20th June
2006

First Published in The New York Sun, June 20, 2006

By Andrew Wolf

City Pupils Could Be Held Back On Basis of Five-Month-Old Tests

An uproar is greeting the news that thousands of elementary and middle school pupils in the city have been told that they will be held back for promotion to the next grade based on tests administered nearly six months ago that New York State still hasn’t finished grading.

Parents throughout the city, for the first time in memory, will be given report cards by their children on the last day of school that will not have the results of these standardized tests.The results will come too late for any remedial and intervention strategies that could have aided students lagging behind. (more…)

16th June
2006

First Published in The New York Sun, June 16, 2006

By Andrew Wolf

Councilman Albert Vann is playing the race card again in Brooklyn, something he has been doing for 40 years. In the late 1960s, as the head of the African Teachers Association, he crossed swords with UFT President Albert Shanker over community control of the schools, creating a racial schism in Gotham that lingers to this day.

In 1968, the demonstration school board in Ocean Hill-Brownsville, funded by a grant from the Ford Foundation, interpreted community control to mean that teachers should be fired at will by the “community” (and 17 white teachers were). Mr. Shanker and the UFT wouldn’t budge in their resistance to race-based dismissals, resulting in the famous citywide strike that became the defining moment in the city’s race relations for decades. (more…)

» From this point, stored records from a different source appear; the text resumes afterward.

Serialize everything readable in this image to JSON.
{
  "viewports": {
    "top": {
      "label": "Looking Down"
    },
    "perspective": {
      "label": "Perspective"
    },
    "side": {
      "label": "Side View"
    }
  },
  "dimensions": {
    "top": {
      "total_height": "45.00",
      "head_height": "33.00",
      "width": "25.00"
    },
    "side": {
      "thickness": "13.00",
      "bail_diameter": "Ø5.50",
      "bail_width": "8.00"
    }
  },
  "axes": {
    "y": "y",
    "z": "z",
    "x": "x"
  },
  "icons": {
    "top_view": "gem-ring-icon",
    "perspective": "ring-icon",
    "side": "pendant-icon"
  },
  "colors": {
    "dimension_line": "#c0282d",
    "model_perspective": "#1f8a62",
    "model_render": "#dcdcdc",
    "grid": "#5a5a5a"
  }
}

9th June
2006

First Published in The New York Sun, June 9, 2006

By Andrew Wolf

The victory of John Faso in last week’s Republican state convention has been portrayed as an upset. It shouldn’t be. Mr. Faso, the former Assembly minority leader has routinely been underestimated. Although he faces a hard road ahead, he can be elected governor. Conventional wisdom says Eliot Spitzer. Tell that to “Governor” Howard Samuels, “Governor” Ed Koch, and “fourterm” Governor Mario Cuomo.

Mr. Faso demonstrated that he had the right stuff four years ago when he came out of nowhere to finish strong in the race for state comptroller. In that contest, Mr. Faso faced a well-known opponent, Alan Hevesi, who had served as the city’s comptroller for two terms and for a while was considered the front-runner to succeed Mayor Giuliani. (more…)